→ **Source material**
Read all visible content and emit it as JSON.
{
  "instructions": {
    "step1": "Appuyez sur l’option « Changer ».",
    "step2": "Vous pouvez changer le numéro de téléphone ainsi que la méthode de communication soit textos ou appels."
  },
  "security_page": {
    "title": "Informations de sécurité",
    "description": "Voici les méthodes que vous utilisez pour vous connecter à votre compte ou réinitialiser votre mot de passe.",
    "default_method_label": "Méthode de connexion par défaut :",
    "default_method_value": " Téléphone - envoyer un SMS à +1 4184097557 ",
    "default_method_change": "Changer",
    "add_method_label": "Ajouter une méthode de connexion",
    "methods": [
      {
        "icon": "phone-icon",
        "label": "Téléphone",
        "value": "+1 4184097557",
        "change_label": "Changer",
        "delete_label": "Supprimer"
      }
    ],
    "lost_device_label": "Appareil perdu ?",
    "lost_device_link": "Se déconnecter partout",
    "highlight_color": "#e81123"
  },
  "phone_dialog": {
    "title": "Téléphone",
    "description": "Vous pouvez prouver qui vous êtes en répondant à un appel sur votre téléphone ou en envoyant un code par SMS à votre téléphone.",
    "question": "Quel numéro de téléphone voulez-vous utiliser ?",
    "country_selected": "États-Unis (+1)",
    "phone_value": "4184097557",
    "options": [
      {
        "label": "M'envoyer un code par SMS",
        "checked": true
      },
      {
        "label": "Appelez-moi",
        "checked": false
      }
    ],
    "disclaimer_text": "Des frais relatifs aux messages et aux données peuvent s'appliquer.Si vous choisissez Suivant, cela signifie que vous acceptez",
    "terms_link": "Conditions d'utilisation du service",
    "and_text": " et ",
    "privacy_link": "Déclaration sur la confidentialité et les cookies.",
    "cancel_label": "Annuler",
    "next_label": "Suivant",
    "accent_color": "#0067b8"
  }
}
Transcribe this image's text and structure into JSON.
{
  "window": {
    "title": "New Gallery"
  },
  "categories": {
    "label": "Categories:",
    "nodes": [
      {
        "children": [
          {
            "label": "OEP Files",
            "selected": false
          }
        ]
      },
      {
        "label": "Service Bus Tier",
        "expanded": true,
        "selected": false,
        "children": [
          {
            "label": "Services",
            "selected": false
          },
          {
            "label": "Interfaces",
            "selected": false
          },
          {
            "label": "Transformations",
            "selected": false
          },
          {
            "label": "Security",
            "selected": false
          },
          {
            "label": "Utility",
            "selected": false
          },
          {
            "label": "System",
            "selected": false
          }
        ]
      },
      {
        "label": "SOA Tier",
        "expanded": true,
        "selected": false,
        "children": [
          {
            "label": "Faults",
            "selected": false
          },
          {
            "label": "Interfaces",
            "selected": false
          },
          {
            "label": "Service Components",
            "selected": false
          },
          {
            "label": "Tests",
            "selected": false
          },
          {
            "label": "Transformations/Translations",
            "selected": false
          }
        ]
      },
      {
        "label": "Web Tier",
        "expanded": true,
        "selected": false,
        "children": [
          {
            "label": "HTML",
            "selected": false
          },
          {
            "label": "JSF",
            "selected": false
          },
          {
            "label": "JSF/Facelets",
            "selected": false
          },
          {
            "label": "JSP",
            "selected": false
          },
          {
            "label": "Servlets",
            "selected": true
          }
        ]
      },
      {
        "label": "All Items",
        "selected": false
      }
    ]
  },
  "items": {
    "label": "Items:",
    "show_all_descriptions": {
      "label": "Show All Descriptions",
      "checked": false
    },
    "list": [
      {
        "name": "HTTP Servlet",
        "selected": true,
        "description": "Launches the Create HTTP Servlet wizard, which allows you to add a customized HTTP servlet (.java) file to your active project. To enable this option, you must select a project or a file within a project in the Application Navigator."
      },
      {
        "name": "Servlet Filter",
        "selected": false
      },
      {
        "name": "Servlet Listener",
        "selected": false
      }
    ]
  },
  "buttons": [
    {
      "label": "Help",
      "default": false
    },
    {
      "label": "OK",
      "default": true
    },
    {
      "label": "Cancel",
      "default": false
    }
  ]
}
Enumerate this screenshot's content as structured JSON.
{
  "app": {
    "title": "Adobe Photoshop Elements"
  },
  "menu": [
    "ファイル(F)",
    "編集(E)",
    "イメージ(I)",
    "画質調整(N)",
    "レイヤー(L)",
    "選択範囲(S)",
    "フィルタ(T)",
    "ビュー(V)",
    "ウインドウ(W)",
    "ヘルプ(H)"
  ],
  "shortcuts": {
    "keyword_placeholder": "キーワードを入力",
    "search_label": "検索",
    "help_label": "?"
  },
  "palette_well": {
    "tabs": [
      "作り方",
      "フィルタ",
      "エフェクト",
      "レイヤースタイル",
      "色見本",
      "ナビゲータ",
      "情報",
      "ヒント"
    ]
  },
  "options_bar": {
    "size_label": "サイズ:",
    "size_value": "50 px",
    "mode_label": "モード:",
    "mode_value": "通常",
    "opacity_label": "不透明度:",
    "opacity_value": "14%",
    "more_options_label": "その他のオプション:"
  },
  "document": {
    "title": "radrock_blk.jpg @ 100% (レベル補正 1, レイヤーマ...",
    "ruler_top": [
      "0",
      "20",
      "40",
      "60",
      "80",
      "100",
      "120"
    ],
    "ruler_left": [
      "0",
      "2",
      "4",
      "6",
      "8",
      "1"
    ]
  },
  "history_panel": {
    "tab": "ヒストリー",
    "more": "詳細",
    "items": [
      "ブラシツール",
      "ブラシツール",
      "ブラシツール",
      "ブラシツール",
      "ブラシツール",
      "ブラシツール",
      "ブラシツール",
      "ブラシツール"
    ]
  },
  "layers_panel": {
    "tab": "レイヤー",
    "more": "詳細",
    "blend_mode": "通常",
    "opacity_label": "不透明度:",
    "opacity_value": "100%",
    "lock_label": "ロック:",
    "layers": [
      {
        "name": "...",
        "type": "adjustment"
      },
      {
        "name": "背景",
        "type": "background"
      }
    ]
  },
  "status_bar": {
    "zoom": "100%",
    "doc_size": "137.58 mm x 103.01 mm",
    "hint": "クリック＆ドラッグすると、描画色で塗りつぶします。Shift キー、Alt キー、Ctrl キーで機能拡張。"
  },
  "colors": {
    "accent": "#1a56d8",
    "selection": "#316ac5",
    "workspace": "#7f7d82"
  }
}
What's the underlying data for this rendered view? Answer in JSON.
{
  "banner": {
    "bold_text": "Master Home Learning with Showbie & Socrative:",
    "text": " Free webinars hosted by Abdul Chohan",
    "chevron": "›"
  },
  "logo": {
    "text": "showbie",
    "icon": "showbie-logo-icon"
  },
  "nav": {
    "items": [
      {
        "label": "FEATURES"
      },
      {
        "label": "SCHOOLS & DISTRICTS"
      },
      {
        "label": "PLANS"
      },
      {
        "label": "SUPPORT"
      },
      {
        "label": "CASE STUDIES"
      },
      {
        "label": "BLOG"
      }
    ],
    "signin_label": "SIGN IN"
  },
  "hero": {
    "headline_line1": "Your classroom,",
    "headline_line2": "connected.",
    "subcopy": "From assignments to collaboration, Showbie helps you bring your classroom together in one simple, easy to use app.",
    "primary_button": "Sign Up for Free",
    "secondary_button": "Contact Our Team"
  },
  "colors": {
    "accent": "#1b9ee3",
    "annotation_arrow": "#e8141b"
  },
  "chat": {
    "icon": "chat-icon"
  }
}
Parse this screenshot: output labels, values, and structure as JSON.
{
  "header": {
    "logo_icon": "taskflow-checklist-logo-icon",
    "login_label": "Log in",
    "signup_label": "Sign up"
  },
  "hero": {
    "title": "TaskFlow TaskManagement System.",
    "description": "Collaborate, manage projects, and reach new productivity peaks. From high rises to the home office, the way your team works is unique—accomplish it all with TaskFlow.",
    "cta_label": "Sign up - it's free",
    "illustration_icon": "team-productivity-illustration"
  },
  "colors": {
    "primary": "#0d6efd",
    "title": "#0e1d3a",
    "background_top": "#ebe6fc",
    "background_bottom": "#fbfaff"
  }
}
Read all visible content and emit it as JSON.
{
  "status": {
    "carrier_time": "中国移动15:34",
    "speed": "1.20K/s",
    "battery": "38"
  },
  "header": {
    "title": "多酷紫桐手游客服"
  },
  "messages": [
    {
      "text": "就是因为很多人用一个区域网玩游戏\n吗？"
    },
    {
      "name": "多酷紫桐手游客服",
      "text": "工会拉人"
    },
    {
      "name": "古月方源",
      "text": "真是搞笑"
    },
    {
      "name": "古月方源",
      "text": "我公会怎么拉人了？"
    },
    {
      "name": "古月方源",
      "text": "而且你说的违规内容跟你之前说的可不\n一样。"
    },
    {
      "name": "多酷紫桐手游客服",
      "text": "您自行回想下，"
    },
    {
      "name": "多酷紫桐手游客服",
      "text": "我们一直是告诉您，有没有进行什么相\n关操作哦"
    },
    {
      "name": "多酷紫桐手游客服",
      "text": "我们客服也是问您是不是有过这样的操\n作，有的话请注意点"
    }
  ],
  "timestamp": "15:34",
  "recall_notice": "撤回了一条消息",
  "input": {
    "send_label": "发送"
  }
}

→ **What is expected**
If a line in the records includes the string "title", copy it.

→ **Written answer**
    "title": "Informations de sécurité",
    "title": "Téléphone",
    "title": "New Gallery"
    "title": "Adobe Photoshop Elements"
    "title": "radrock_blk.jpg @ 100% (レベル補正 1, レイヤーマ...",
    "title": "TaskFlow TaskManagement System.",
    "title": "#0e1d3a",
    "title": "多酷紫桐手游客服"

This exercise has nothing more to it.